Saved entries
════════════════════

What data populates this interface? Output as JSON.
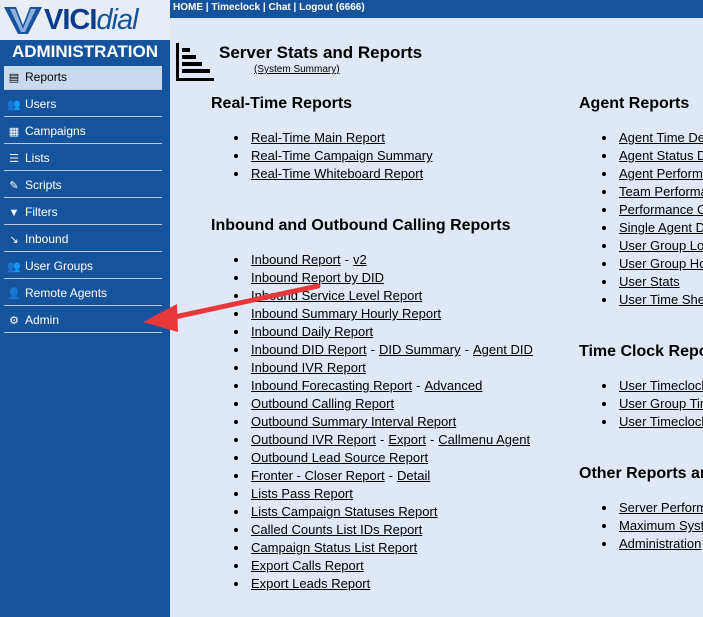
{
  "logo": {
    "part1": "VICI",
    "part2": "dial"
  },
  "sidebar": {
    "title": "ADMINISTRATION",
    "items": [
      {
        "label": "Reports",
        "icon": "bar-chart-icon"
      },
      {
        "label": "Users",
        "icon": "users-icon"
      },
      {
        "label": "Campaigns",
        "icon": "campaigns-icon"
      },
      {
        "label": "Lists",
        "icon": "list-icon"
      },
      {
        "label": "Scripts",
        "icon": "script-icon"
      },
      {
        "label": "Filters",
        "icon": "filter-icon"
      },
      {
        "label": "Inbound",
        "icon": "phone-inbound-icon"
      },
      {
        "label": "User Groups",
        "icon": "user-groups-icon"
      },
      {
        "label": "Remote Agents",
        "icon": "remote-agents-icon"
      },
      {
        "label": "Admin",
        "icon": "gear-icon"
      }
    ]
  },
  "topnav": {
    "home": "HOME",
    "timeclock": "Timeclock",
    "chat": "Chat",
    "logout": "Logout (6666)",
    "sep": "|"
  },
  "header": {
    "title": "Server Stats and Reports",
    "subtitle": "(System Summary)"
  },
  "realtime": {
    "heading": "Real-Time Reports",
    "links": [
      "Real-Time Main Report",
      "Real-Time Campaign Summary",
      "Real-Time Whiteboard Report"
    ]
  },
  "calling": {
    "heading": "Inbound and Outbound Calling Reports",
    "sep": "-",
    "rows": [
      [
        "Inbound Report",
        "v2"
      ],
      [
        "Inbound Report by DID"
      ],
      [
        "Inbound Service Level Report"
      ],
      [
        "Inbound Summary Hourly Report"
      ],
      [
        "Inbound Daily Report"
      ],
      [
        "Inbound DID Report",
        "DID Summary",
        "Agent DID"
      ],
      [
        "Inbound IVR Report"
      ],
      [
        "Inbound Forecasting Report",
        "Advanced"
      ],
      [
        "Outbound Calling Report"
      ],
      [
        "Outbound Summary Interval Report"
      ],
      [
        "Outbound IVR Report",
        "Export",
        "Callmenu Agent"
      ],
      [
        "Outbound Lead Source Report"
      ],
      [
        "Fronter - Closer Report",
        "Detail"
      ],
      [
        "Lists Pass Report"
      ],
      [
        "Lists Campaign Statuses Report"
      ],
      [
        "Called Counts List IDs Report"
      ],
      [
        "Campaign Status List Report"
      ],
      [
        "Export Calls Report"
      ],
      [
        "Export Leads Report"
      ]
    ]
  },
  "agent": {
    "heading": "Agent Reports",
    "links": [
      "Agent Time De",
      "Agent Status D",
      "Agent Perform",
      "Team Performa",
      "Performance C",
      "Single Agent D",
      "User Group Lo",
      "User Group Ho",
      "User Stats",
      "User Time She"
    ]
  },
  "timeclock_section": {
    "heading": "Time Clock Repo",
    "links": [
      "User Timeclock",
      "User Group Tim",
      "User Timeclock"
    ]
  },
  "other": {
    "heading": "Other Reports an",
    "links": [
      "Server Perform",
      "Maximum Syst",
      "Administration"
    ]
  },
  "colors": {
    "sidebar": "#16539d",
    "content_bg": "#e0e8f7",
    "annotation_arrow": "#e8383b"
  }
}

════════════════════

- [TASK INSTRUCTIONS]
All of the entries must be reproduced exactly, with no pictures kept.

- [ANSWER AREA]
What data populates this interface? Output as JSON.
{
  "logo": {
    "part1": "VICI",
    "part2": "dial"
  },
  "sidebar": {
    "title": "ADMINISTRATION",
    "items": [
      {
        "label": "Reports",
        "icon": "bar-chart-icon"
      },
      {
        "label": "Users",
        "icon": "users-icon"
      },
      {
        "label": "Campaigns",
        "icon": "campaigns-icon"
      },
      {
        "label": "Lists",
        "icon": "list-icon"
      },
      {
        "label": "Scripts",
        "icon": "script-icon"
      },
      {
        "label": "Filters",
        "icon": "filter-icon"
      },
      {
        "label": "Inbound",
        "icon": "phone-inbound-icon"
      },
      {
        "label": "User Groups",
        "icon": "user-groups-icon"
      },
      {
        "label": "Remote Agents",
        "icon": "remote-agents-icon"
      },
      {
        "label": "Admin",
        "icon": "gear-icon"
      }
    ]
  },
  "topnav": {
    "home": "HOME",
    "timeclock": "Timeclock",
    "chat": "Chat",
    "logout": "Logout (6666)",
    "sep": "|"
  },
  "header": {
    "title": "Server Stats and Reports",
    "subtitle": "(System Summary)"
  },
  "realtime": {
    "heading": "Real-Time Reports",
    "links": [
      "Real-Time Main Report",
      "Real-Time Campaign Summary",
      "Real-Time Whiteboard Report"
    ]
  },
  "calling": {
    "heading": "Inbound and Outbound Calling Reports",
    "sep": "-",
    "rows": [
      [
        "Inbound Report",
        "v2"
      ],
      [
        "Inbound Report by DID"
      ],
      [
        "Inbound Service Level Report"
      ],
      [
        "Inbound Summary Hourly Report"
      ],
      [
        "Inbound Daily Report"
      ],
      [
        "Inbound DID Report",
        "DID Summary",
        "Agent DID"
      ],
      [
        "Inbound IVR Report"
      ],
      [
        "Inbound Forecasting Report",
        "Advanced"
      ],
      [
        "Outbound Calling Report"
      ],
      [
        "Outbound Summary Interval Report"
      ],
      [
        "Outbound IVR Report",
        "Export",
        "Callmenu Agent"
      ],
      [
        "Outbound Lead Source Report"
      ],
      [
        "Fronter - Closer Report",
        "Detail"
      ],
      [
        "Lists Pass Report"
      ],
      [
        "Lists Campaign Statuses Report"
      ],
      [
        "Called Counts List IDs Report"
      ],
      [
        "Campaign Status List Report"
      ],
      [
        "Export Calls Report"
      ],
      [
        "Export Leads Report"
      ]
    ]
  },
  "agent": {
    "heading": "Agent Reports",
    "links": [
      "Agent Time De",
      "Agent Status D",
      "Agent Perform",
      "Team Performa",
      "Performance C",
      "Single Agent D",
      "User Group Lo",
      "User Group Ho",
      "User Stats",
      "User Time She"
    ]
  },
  "timeclock_section": {
    "heading": "Time Clock Repo",
    "links": [
      "User Timeclock",
      "User Group Tim",
      "User Timeclock"
    ]
  },
  "other": {
    "heading": "Other Reports an",
    "links": [
      "Server Perform",
      "Maximum Syst",
      "Administration"
    ]
  },
  "colors": {
    "sidebar": "#16539d",
    "content_bg": "#e0e8f7",
    "annotation_arrow": "#e8383b"
  }
}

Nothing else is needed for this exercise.